Open Data: An overview of current policies, benefits, and challenges of requiring water data integration
Water data have an enormous potential to enhance sustainability, improve management, and inform decision-making when they are freely available and easily accessible. “Open data”, as it’s called, is especially useful when it is consolidated in a single, open platform or data hub from which data can easily be searched, downloaded, republished, and otherwise utilized as needed.
In the world of water, having access to open data helps to facilitate a more complete and accurate understanding of current and forecasted water conditions (e.g., quality, location, and quantity) and demand, enabling informed management, policies, and planning. However, water data are collected by numerous agencies at state and federal levels (as well as by utilities, the industrial and agricultural sectors, and nonprofits, among other organizations). Because these data are published on a variety of platforms using different formats and standards they are often fragmented and difficult to access or discover.
Why then, don’t agencies share their data and integrate datasets on a common, open platform for the benefit of all? There are many reasons.

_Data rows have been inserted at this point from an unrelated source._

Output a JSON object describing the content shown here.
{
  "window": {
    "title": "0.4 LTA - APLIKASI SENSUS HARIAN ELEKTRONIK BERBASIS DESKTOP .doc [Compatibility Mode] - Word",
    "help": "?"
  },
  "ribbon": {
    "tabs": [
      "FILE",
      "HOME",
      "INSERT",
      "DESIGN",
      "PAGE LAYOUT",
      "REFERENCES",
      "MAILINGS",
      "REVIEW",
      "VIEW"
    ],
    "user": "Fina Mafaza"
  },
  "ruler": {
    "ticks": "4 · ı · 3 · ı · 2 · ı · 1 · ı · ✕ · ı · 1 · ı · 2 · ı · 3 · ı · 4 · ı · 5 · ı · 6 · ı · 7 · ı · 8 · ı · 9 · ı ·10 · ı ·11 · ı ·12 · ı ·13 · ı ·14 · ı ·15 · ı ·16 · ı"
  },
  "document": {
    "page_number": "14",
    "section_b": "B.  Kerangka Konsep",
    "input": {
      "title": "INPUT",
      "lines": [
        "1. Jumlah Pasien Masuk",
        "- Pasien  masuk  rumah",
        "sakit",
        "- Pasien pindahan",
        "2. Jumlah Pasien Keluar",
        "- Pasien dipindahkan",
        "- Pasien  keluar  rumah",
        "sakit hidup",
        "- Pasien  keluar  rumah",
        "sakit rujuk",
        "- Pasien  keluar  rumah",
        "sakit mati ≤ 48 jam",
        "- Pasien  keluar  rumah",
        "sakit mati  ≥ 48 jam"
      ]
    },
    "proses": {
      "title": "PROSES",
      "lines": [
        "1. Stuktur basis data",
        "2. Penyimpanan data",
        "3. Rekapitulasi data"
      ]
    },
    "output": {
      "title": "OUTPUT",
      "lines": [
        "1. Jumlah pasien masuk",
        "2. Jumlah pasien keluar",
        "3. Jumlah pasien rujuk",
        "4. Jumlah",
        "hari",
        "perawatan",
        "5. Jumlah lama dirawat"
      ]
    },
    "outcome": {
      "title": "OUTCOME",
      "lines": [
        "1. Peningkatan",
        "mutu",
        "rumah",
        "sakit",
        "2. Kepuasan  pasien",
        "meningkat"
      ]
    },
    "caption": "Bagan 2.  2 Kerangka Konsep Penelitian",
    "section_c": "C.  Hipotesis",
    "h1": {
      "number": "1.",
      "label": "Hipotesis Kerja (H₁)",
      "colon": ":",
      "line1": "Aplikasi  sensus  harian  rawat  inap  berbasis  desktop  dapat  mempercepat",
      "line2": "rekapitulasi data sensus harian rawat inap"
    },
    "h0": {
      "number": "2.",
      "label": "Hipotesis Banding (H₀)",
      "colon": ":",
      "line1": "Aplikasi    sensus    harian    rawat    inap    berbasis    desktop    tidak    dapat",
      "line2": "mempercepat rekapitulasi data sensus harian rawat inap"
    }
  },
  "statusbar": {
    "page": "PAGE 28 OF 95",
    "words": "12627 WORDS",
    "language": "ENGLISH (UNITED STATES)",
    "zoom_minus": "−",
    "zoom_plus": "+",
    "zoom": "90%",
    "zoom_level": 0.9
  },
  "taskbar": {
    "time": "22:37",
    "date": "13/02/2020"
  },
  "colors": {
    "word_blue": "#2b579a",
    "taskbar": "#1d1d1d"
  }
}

For one, doing so is simply not required. With tight budgets and limited resources, agencies lack the ability (and incentive) to create a data-sharing dynamic above and beyond the infrastructure already in place. In addition to the resource barrier, there are numerous challenges agencies face (e.g., reputational risk, data privacy, technology gaps, etc.) that must be overcome for open water data to be realized. Open data laws, however, are a solution. By creating a policy framework for sharing, integrating, and standardizing data, open data laws are enabling a transition to open data at both state and federal levels. Nonetheless, data privacy laws and fears over the misinterpretation of data remain a setback for data sharing.
Open data policies have the potential to increase the participation, interaction, self-empowerment and social inclusion of open data users and providers alike, stimulating economic growth and realizing many other advantages.
(Zuiderwijk and Janssen, 2014)